> ABOUT THIS TASK: What is needed is a word-for-word restatement of all the entries.

> LISTED ENTRIES:
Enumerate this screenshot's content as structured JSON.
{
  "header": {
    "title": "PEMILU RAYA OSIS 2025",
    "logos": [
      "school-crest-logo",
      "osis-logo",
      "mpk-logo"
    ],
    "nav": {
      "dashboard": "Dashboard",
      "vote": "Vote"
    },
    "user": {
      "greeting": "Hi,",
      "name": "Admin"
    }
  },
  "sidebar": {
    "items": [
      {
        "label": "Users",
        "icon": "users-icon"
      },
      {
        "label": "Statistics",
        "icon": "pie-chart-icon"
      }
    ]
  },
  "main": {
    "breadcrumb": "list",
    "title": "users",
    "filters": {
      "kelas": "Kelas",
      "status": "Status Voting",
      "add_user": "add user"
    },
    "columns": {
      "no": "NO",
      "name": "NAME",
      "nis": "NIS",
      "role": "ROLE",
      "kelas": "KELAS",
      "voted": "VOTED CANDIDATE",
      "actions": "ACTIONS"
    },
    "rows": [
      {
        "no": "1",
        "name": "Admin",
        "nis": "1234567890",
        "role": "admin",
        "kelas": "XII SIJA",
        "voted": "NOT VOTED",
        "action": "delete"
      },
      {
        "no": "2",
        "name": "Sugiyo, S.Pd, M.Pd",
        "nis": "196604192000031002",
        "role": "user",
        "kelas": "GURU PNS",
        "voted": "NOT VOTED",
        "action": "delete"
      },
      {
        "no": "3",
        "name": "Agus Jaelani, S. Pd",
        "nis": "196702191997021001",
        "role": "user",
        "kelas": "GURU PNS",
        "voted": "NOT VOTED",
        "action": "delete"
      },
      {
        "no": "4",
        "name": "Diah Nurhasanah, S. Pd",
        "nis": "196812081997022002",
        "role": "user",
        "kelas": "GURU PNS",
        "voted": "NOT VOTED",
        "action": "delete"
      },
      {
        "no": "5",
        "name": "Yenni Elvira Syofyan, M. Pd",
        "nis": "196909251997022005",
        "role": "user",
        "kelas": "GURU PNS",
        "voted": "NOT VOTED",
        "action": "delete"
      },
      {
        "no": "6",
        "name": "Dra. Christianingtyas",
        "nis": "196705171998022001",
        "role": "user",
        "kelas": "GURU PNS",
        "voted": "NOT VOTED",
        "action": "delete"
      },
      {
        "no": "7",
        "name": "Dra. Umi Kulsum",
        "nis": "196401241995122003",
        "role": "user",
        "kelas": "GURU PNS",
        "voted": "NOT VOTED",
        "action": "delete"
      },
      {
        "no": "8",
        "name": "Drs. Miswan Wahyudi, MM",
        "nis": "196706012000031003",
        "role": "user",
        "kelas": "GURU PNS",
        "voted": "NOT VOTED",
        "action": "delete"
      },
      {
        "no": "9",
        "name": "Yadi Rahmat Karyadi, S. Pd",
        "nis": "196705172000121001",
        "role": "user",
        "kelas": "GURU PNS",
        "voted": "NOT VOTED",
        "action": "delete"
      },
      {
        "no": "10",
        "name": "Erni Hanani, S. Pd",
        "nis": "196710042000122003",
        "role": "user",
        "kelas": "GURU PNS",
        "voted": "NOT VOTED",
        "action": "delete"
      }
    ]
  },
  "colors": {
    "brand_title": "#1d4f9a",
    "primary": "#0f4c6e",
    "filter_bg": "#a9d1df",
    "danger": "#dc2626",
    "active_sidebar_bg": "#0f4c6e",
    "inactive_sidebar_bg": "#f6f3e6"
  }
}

> PROBLEM SOLUTION:
Enumerate this screenshot's content as structured JSON.
{
  "header": {
    "title": "PEMILU RAYA OSIS 2025",
    "logos": [
      "school-crest-logo",
      "osis-logo",
      "mpk-logo"
    ],
    "nav": {
      "dashboard": "Dashboard",
      "vote": "Vote"
    },
    "user": {
      "greeting": "Hi,",
      "name": "Admin"
    }
  },
  "sidebar": {
    "items": [
      {
        "label": "Users",
        "icon": "users-icon"
      },
      {
        "label": "Statistics",
        "icon": "pie-chart-icon"
      }
    ]
  },
  "main": {
    "breadcrumb": "list",
    "title": "users",
    "filters": {
      "kelas": "Kelas",
      "status": "Status Voting",
      "add_user": "add user"
    },
    "columns": {
      "no": "NO",
      "name": "NAME",
      "nis": "NIS",
      "role": "ROLE",
      "kelas": "KELAS",
      "voted": "VOTED CANDIDATE",
      "actions": "ACTIONS"
    },
    "rows": [
      {
        "no": "1",
        "name": "Admin",
        "nis": "1234567890",
        "role": "admin",
        "kelas": "XII SIJA",
        "voted": "NOT VOTED",
        "action": "delete"
      },
      {
        "no": "2",
        "name": "Sugiyo, S.Pd, M.Pd",
        "nis": "196604192000031002",
        "role": "user",
        "kelas": "GURU PNS",
        "voted": "NOT VOTED",
        "action": "delete"
      },
      {
        "no": "3",
        "name": "Agus Jaelani, S. Pd",
        "nis": "196702191997021001",
        "role": "user",
        "kelas": "GURU PNS",
        "voted": "NOT VOTED",
        "action": "delete"
      },
      {
        "no": "4",
        "name": "Diah Nurhasanah, S. Pd",
        "nis": "196812081997022002",
        "role": "user",
        "kelas": "GURU PNS",
        "voted": "NOT VOTED",
        "action": "delete"
      },
      {
        "no": "5",
        "name": "Yenni Elvira Syofyan, M. Pd",
        "nis": "196909251997022005",
        "role": "user",
        "kelas": "GURU PNS",
        "voted": "NOT VOTED",
        "action": "delete"
      },
      {
        "no": "6",
        "name": "Dra. Christianingtyas",
        "nis": "196705171998022001",
        "role": "user",
        "kelas": "GURU PNS",
        "voted": "NOT VOTED",
        "action": "delete"
      },
      {
        "no": "7",
        "name": "Dra. Umi Kulsum",
        "nis": "196401241995122003",
        "role": "user",
        "kelas": "GURU PNS",
        "voted": "NOT VOTED",
        "action": "delete"
      },
      {
        "no": "8",
        "name": "Drs. Miswan Wahyudi, MM",
        "nis": "196706012000031003",
        "role": "user",
        "kelas": "GURU PNS",
        "voted": "NOT VOTED",
        "action": "delete"
      },
      {
        "no": "9",
        "name": "Yadi Rahmat Karyadi, S. Pd",
        "nis": "196705172000121001",
        "role": "user",
        "kelas": "GURU PNS",
        "voted": "NOT VOTED",
        "action": "delete"
      },
      {
        "no": "10",
        "name": "Erni Hanani, S. Pd",
        "nis": "196710042000122003",
        "role": "user",
        "kelas": "GURU PNS",
        "voted": "NOT VOTED",
        "action": "delete"
      }
    ]
  },
  "colors": {
    "brand_title": "#1d4f9a",
    "primary": "#0f4c6e",
    "filter_bg": "#a9d1df",
    "danger": "#dc2626",
    "active_sidebar_bg": "#0f4c6e",
    "inactive_sidebar_bg": "#f6f3e6"
  }
}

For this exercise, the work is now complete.